- You can almost always use an inline function or class instead of a macro. Use a macro only when you really need it.
- Templates may be preferable to multi-line macros. (There may be subtle performance effects with templates on some platforms; revert to macros if absolutely necessary.)
- For build features such as
#ifdef PRODUCTfor multiple-line inclusions or exclusions.
- For short inclusions or exclusions based on build features, use macros like
NOT_PRODUCT. But avoid using them with multiple-line arguments, since debuggers do not handle that well.
THROW, etc. for HotSpot-specific exception processing.
- Group related code together, so readers can concentrate on one section of one file.
- Avoid making functions too large, more than a screenful of text; split out chunks of logic into file-local classes or static functions if needed.
- If a class
FooBaris going to be used in more than one place, put it a file named
fooBar.cpp. If the class is a sidekick to a more important class
BazBat, it can go in
- Put a member function
FooBar::banginto the same file that defined
FooBar, or its associated
- Conform new code to style conventions. Avoid unnecessary "esthetic" variations, which are distracting.
- Use the C++ RAII design pattern to manage bracketed critical sections. See class
ResourceMarkfor an example.
+Verboseis used to provide additional output for another flag, but does not enable output by itself.
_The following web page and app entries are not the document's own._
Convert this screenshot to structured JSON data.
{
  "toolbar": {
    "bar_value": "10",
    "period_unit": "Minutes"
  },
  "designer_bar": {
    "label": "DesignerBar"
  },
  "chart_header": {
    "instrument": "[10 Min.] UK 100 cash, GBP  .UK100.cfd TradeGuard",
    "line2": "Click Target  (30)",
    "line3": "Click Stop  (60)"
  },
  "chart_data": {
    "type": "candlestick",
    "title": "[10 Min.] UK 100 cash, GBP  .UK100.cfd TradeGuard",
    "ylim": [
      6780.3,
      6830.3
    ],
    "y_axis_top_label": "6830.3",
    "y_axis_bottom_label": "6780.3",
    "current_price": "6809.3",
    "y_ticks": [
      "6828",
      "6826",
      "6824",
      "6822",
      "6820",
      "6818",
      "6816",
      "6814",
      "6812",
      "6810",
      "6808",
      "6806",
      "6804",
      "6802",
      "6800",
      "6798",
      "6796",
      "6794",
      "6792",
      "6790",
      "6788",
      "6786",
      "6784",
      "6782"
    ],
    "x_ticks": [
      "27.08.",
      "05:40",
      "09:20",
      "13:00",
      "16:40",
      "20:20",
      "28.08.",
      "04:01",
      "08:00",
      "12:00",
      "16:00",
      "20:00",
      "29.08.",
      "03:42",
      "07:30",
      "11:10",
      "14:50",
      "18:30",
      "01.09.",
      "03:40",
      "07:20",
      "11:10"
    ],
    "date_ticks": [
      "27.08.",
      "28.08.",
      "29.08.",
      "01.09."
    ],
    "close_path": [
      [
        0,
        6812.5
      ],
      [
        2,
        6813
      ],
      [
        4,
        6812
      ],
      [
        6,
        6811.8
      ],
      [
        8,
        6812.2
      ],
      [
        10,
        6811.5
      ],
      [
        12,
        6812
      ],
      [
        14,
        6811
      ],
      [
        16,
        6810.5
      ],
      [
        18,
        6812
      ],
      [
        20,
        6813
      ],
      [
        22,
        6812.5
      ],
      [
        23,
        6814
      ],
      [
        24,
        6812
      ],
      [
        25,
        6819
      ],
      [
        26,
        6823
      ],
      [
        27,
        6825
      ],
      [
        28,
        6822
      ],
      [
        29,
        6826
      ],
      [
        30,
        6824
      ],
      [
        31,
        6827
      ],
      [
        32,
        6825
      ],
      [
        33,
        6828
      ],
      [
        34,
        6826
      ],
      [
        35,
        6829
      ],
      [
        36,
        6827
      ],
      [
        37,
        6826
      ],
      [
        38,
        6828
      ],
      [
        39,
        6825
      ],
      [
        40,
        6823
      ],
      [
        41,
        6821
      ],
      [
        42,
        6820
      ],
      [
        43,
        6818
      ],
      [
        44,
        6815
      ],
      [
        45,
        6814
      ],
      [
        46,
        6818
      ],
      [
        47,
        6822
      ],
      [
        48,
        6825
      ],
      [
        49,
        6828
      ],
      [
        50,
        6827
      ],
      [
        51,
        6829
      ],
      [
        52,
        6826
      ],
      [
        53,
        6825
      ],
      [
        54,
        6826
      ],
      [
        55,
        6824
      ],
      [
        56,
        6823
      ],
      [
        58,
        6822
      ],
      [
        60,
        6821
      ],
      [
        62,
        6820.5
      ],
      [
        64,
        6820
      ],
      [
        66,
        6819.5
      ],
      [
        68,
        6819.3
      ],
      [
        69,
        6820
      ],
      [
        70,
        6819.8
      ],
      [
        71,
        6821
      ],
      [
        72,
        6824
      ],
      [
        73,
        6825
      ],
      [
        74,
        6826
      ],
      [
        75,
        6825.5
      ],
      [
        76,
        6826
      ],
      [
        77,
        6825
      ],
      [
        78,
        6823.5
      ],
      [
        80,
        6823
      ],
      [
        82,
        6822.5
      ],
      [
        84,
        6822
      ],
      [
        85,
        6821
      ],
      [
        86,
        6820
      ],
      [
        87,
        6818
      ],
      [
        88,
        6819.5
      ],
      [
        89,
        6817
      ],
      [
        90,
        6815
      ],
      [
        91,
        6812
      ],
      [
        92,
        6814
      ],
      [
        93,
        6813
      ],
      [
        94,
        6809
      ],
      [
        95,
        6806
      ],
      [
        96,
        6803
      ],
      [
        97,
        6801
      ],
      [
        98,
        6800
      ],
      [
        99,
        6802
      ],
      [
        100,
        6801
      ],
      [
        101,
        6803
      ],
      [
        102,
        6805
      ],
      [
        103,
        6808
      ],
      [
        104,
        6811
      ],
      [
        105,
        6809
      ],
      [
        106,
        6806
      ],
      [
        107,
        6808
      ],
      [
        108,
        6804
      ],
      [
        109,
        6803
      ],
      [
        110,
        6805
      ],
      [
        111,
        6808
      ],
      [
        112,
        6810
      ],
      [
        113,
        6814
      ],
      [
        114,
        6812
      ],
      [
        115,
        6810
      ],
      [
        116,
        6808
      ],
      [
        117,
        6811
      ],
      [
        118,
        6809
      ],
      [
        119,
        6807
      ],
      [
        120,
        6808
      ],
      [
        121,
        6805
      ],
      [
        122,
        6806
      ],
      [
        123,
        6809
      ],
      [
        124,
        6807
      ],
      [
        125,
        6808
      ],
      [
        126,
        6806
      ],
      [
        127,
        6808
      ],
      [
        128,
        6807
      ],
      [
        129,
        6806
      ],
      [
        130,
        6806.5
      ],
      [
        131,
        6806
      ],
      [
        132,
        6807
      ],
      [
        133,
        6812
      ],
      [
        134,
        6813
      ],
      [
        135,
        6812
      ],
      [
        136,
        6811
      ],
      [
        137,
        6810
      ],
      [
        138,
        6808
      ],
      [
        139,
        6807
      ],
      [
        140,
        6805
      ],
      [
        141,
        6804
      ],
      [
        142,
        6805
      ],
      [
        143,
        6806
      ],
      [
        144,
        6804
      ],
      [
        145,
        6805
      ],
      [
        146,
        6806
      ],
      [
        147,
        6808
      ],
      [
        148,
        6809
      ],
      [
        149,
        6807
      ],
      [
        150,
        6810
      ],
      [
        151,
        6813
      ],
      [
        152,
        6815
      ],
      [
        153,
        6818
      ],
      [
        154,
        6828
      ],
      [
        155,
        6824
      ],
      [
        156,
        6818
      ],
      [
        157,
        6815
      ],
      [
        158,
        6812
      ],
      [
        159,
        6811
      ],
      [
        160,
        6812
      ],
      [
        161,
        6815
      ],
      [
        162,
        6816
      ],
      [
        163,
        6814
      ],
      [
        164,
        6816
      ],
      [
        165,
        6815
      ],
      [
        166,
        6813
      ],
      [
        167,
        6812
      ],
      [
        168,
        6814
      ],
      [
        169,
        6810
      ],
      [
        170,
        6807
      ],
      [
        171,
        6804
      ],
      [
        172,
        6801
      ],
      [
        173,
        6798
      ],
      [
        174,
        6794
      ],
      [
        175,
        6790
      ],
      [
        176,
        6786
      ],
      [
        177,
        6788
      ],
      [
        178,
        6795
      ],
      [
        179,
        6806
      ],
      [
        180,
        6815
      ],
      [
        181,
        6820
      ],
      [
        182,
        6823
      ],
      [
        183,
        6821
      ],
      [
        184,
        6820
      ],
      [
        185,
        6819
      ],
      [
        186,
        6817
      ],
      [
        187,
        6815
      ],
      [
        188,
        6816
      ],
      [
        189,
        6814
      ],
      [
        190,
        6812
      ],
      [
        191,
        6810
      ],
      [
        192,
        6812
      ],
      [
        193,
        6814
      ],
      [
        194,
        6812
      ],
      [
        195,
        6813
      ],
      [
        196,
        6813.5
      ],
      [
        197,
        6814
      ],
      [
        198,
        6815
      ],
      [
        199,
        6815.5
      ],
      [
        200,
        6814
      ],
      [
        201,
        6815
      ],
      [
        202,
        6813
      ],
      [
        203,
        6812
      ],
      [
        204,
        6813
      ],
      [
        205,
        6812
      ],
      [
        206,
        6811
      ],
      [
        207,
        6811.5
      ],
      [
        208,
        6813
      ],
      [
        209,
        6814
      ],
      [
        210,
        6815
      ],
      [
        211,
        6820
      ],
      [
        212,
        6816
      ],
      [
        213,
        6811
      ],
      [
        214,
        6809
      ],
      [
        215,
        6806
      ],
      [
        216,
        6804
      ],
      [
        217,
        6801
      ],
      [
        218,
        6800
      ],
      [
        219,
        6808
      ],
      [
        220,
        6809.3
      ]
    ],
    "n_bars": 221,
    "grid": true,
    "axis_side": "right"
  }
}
- Do not use ints or pointers as booleans with
while. Instead, compare explicitly
!= NULL, etc. (See #8 above.)
- Use functions from
globalDefinitions.hppwhen performing bitwise operations on integers. Do not code directly as C operators, unless they are extremely simple. (Examples:
- Naming JTreg tests
- More suggestions on factoring.
- Do not put non-trivial function implementations in .hpp files. If the implementation depends on other .hpp files, put it in a .cpp or a .inline.hpp file.
- .inline.hpp files should only be included in .cpp or .inline.hpp files.
- All .cpp files include precompiled.hpp as the first include line.
- precompiled.hpp is just a build time optimization, so don't rely on it to resolve include problems.
- Keep the include lines sorted.
- Put conditional inclusions (#if ...) at the end of the include list.
Occasionally a guideline mentioned here may be just out of synch with the actual Hotspot code base. That's why we're using a wiki to document the guidelines. If you find that a guideline is consistently contradicted by a large number of counterexamples, please mention it here, to assist the rest of us coders with making an informed decision about coding style. The architectural rule, of course, is "When in Rome do as the Romans". Sometimes in the suburbs of Rome the rules are a little different; these differences can be pointed out here.